Is white sugar truly the villain it’s made out to be?
I was once told by a nutritionist friend that anything white like sugar, salt, white flour/ maida is bad for you! I got so worried that I started drinking my tea sugar free! But have you ever wondered if the sweet white sugar is really a villain? Sugar is something which raises so many childhood memories! I remember the cheeni/sugar roti which mom used to make or the buttered pav with sugar sprinkled on top with tea or best even the spoonful of sugar to be swallowed if something was too spicy! My little foodie never leaves an opportunity to eat a spoonful of sugar even if something is mildly spicy!
I researched a bit on sugar and came across some alarming information. While sodium which is present in salt has been blamed as a culprit in hypertension/high blood pressure, the real culprit is also this innocent looking white sweet crystal—sugar! Did you know sugar lurks in so many of our treats like pastries, cookies, cakes. It also hides in the form of fructose in processed foods, packaged foods, breads, juices, candies, even sauces and everyone’s favourite – ketchup!!
Sugar is present in a lot of things we consume and its alarming increase in our diet is worrisome! This is especially so because not only grownups but even our children are getting addicted to this white sweet sugar!
How is sugar harmful for us?
Sugar can cause higher occurrence of high blood pressure and heart disease!
Added sugar, especially the one in sweetened beverages, can increase blood Pressure. It is also associated with increased incidence of hypertension and heart disease.
It can cause weight gain/obesity, and high blood sugar
Fructose turns off the appetite control system which can cause you to eat more and develop insulin resistance. Also, Sugar has calories and the more calories you consume, the more the odds of being overweight!
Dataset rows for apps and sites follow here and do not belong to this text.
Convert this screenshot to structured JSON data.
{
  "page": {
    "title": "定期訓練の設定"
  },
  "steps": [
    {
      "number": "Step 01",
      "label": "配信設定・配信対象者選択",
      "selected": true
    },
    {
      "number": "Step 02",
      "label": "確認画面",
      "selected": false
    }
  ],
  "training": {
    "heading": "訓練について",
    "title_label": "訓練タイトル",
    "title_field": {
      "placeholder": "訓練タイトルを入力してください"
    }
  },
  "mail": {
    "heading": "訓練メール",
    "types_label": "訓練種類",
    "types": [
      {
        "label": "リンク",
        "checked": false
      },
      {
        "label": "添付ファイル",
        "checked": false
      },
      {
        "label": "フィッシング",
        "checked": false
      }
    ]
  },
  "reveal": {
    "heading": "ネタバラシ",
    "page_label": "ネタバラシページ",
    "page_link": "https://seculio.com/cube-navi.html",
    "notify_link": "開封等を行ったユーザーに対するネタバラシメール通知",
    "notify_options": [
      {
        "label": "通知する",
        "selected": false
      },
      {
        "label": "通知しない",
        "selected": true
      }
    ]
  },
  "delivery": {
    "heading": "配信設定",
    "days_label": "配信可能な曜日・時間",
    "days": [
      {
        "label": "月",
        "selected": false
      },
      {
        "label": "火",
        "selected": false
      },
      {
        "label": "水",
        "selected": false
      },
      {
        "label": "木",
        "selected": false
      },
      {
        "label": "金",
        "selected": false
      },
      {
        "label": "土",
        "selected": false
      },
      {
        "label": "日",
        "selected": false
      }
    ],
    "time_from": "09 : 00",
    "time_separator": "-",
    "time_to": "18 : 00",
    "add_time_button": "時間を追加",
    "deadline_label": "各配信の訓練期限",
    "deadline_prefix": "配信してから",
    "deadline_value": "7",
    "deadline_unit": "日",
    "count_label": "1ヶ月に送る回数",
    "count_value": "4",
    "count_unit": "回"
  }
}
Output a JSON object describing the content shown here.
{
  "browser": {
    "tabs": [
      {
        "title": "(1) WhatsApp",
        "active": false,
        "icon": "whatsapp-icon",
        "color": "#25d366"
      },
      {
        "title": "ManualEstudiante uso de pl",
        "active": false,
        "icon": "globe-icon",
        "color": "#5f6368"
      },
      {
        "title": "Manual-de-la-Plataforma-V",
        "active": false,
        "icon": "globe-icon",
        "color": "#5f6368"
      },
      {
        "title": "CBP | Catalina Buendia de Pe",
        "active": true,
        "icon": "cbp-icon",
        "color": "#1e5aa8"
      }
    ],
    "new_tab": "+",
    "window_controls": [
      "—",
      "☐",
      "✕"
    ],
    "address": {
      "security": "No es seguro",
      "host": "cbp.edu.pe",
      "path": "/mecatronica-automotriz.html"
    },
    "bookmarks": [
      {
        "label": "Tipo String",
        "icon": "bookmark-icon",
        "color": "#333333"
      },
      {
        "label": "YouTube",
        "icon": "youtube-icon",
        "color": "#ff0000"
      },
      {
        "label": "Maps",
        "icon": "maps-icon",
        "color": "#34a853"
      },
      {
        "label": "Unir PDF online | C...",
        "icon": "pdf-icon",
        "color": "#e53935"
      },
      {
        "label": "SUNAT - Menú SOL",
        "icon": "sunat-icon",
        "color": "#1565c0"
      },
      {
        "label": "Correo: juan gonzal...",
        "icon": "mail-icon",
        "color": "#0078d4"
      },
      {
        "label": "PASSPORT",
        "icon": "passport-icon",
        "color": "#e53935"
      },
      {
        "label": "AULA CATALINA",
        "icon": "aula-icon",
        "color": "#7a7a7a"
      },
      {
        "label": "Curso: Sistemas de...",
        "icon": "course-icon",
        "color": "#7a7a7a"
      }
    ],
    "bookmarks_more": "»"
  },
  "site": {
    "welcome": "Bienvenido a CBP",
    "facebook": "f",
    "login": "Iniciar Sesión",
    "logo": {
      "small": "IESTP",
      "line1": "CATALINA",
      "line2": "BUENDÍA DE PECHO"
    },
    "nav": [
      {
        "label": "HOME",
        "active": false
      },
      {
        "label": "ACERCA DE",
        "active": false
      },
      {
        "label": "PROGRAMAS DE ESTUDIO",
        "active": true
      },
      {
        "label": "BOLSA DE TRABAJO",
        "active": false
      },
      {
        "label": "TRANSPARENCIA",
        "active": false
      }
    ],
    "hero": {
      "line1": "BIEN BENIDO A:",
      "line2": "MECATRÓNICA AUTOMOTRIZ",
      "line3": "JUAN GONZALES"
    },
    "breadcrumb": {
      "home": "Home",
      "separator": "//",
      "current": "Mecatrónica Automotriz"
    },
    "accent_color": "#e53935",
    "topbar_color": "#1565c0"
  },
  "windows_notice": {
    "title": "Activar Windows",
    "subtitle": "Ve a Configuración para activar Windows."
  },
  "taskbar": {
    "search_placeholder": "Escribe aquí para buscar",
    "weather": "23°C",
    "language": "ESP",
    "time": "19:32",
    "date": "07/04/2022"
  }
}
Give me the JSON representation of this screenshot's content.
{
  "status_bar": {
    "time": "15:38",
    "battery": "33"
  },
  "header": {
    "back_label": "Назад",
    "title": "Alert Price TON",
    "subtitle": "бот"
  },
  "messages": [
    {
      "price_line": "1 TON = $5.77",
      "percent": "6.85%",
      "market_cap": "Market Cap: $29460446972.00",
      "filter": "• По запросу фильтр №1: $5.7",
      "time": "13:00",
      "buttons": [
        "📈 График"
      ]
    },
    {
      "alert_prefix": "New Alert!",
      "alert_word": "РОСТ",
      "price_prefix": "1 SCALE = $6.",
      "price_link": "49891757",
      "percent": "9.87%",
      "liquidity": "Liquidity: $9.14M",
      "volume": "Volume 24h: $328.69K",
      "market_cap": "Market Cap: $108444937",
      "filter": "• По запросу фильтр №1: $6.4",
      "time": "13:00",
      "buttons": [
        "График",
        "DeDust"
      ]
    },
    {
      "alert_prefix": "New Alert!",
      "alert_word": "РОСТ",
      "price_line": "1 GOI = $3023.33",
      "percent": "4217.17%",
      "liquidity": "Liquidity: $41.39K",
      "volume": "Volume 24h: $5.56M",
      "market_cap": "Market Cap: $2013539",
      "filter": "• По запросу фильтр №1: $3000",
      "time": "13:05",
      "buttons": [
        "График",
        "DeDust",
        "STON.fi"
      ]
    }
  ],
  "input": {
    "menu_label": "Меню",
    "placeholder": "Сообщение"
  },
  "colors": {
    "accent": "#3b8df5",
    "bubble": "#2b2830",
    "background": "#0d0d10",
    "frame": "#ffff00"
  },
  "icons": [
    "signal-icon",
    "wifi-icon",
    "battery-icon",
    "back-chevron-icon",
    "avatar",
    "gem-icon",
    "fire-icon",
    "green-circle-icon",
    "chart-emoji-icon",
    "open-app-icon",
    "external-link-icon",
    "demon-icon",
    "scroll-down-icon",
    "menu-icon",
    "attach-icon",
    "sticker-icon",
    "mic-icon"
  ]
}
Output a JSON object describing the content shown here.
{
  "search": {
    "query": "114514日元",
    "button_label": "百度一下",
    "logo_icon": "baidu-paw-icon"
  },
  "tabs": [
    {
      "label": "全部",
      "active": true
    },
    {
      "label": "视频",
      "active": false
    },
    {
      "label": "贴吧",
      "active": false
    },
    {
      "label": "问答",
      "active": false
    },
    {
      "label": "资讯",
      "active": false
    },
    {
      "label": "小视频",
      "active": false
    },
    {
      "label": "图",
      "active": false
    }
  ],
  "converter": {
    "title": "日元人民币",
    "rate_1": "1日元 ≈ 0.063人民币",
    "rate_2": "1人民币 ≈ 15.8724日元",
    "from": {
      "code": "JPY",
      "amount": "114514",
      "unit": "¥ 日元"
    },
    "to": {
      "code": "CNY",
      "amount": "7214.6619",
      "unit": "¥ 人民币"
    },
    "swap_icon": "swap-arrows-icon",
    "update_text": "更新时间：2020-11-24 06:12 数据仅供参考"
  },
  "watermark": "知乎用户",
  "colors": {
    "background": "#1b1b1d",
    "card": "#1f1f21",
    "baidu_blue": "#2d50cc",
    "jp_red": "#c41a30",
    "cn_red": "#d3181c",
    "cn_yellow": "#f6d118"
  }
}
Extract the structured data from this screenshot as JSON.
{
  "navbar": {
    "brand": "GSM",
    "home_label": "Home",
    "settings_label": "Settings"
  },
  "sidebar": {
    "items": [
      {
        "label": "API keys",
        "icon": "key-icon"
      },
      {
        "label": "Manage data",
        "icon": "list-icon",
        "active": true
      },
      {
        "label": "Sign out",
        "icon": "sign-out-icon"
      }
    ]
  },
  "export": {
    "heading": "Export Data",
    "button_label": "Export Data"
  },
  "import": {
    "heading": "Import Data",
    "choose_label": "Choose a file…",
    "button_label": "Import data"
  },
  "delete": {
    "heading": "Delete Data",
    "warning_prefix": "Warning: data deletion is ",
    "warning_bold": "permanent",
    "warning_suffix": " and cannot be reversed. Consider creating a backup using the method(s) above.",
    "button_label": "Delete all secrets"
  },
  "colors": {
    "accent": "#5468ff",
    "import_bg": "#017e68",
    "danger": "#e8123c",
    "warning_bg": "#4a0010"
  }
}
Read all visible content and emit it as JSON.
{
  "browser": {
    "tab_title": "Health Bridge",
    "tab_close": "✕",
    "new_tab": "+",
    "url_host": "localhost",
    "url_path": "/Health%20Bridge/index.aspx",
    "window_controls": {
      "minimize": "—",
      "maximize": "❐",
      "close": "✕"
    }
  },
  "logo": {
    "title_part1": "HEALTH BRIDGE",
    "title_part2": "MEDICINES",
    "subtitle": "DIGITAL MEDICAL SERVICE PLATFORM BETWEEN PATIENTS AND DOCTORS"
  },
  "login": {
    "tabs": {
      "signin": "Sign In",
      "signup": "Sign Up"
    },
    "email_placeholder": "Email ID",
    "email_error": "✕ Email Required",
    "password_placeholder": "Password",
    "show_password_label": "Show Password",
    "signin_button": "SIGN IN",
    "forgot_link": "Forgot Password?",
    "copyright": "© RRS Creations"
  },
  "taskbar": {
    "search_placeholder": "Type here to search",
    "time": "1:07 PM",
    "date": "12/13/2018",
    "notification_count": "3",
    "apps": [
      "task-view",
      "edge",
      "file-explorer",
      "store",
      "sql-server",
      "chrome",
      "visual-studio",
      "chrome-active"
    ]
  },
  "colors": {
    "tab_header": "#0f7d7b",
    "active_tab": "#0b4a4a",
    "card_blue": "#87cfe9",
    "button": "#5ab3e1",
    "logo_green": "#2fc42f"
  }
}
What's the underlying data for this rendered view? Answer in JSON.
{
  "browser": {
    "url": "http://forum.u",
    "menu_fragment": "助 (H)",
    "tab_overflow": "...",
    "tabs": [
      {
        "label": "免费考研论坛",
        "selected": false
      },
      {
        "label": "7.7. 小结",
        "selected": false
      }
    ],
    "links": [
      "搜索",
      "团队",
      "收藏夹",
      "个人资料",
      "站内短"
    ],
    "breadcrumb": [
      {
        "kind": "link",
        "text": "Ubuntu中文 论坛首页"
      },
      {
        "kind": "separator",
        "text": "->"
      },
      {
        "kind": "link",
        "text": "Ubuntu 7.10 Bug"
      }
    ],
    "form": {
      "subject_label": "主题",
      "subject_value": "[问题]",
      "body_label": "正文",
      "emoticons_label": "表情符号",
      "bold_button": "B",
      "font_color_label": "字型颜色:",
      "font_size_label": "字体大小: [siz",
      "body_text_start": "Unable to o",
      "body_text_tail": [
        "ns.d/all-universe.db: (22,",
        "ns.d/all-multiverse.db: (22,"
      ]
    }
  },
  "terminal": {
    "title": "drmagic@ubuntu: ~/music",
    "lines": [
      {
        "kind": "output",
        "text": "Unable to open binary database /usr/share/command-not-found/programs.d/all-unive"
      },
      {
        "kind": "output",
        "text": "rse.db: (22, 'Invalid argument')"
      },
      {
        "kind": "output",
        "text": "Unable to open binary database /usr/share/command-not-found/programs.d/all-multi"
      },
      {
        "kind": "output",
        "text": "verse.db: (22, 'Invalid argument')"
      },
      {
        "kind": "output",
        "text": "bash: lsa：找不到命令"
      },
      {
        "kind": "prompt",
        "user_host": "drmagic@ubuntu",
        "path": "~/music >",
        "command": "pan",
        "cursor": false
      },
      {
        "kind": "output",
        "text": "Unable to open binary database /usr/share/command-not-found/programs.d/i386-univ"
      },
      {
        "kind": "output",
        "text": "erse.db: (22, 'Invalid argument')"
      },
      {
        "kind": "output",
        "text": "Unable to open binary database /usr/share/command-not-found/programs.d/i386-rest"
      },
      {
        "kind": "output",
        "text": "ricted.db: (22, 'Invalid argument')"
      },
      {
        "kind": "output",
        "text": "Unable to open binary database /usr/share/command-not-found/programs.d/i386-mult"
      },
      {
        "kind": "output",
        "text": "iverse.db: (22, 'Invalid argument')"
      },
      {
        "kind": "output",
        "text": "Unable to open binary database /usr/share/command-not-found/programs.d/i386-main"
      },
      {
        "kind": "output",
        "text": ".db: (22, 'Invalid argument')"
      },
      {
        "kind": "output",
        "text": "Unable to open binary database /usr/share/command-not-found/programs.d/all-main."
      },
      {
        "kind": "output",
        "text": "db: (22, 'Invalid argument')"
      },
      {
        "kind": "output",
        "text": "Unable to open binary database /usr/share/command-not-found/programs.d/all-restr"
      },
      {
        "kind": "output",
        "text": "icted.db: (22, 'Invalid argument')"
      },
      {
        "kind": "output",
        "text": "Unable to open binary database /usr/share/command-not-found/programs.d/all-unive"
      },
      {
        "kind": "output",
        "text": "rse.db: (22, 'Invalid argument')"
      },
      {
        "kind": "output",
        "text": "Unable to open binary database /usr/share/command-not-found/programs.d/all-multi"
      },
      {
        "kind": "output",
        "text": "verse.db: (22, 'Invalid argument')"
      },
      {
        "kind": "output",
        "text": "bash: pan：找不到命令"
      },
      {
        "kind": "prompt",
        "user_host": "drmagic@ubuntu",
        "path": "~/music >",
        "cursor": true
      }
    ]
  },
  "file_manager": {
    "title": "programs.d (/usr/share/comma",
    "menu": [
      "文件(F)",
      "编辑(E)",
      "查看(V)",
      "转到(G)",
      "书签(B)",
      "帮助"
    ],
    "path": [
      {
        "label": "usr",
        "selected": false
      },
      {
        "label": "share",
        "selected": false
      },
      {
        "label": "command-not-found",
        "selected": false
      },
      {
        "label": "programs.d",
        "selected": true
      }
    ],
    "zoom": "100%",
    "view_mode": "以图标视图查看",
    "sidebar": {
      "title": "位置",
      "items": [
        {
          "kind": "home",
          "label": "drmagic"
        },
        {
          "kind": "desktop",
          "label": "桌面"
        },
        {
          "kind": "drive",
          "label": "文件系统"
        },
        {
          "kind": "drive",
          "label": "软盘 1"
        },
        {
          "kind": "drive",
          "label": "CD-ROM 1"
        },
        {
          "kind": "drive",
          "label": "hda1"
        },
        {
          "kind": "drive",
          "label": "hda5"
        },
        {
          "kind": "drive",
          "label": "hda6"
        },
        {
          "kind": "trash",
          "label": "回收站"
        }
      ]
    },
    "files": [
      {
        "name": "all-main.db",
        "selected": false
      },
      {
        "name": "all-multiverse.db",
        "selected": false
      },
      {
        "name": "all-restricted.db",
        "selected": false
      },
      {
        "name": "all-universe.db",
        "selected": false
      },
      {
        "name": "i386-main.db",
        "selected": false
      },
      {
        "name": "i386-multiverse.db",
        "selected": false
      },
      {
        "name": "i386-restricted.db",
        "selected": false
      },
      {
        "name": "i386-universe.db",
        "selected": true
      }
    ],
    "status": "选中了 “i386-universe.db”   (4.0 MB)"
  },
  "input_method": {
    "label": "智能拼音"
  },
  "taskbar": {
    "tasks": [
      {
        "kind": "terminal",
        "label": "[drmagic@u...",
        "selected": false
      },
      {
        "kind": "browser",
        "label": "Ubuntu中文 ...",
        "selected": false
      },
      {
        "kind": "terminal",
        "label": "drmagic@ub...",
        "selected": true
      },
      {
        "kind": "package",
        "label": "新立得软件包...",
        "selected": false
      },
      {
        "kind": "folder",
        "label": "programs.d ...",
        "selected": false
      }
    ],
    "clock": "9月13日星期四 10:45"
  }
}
Weight gain has been associated with hypertension and heart disease. So, if the daily sugar intake of a person exceeds 25 % or more, studies have shown that chances the person can die of heart disease are more than for someone who just consumes 10% of the sweet stuff! It is also seen that excess sugar can cause fluid retention which can lead to further problems!
Sugar can damage your liver
Too much sugar or fructose is a dietary villain as it will directly reach the liver. This can be likened to the effects of excess alcohol on liver. It can overload the liver and cause it to fail!
Excess white sugar can also increase uric acid levels, cause cancer cells to multiply faster, cause cognitive diseases, Alzheimer’s and other brain disorders and much more!!
Now the burning question is how do we curb this desire to eat white sugar or cut down on it?
- Avoid Processed food
Sugar if consumed in its natural form but in moderation is not essentially bad. So, we should avoid it in processed foods, sugary drinks, refined carbs like bagels, breads etc and even grains. Keep fructose consumption below 25% even from natural fruits!
- Include healthy fats in your diet
Add foods rich in both saturated and monosaturated fats as well as omega-3 to your diet. These include nuts, avocado, nut butters, organic milk.
- Eat fermented foods
Kombucha, yogurt, (best is homemade yogurt from organic milk), kefir etc. are examples of fermented foods and probiotics one can have in order to cut down the load on the liver.
- Manage your stress
If the first thing you reach out for is cupcakes when you are feeling troubled, it is a sign that you are stressed. So, managing stress is one of the key factors in keeping sugar cravings under control. Try meditation to overcome stress.
Beware of the hidden white sugar
On a more serious note, avoid sugar substitutes. Read labels of the ingredients mentioned on packaged foods. Put off buying it if the first few ingredients mention high fructose corn syrup, corn syrup, molasses, invert sugar, to name a few. Keep an eye open for the following terms of sugar syrup ending in ‘ose’ like fructose, glucose, dextrose, maltose, sucrose and lactose are mentioned.
According to CDC, the following are the sources of added sugar:
|Rank||Food group||Proportion of average intake|
|Source: CDC, National Health and Nutrition Examination Survey, 2005–06.|
All said and done everything in moderation is the key. Sugar can be consumed up to 150 calories or 9 teaspoons or 36 grams per day by a normal healthy individual. So instead of questioning whether sugar is the villain; let’s make it a hero by consuming it in moderate amounts.
Geeta Hansaria is a homeopath with a passion for writing, especially food poems, binges on DIY kid crafts and cooks up yummy ‘thalis’ for her vast Instagram fan following.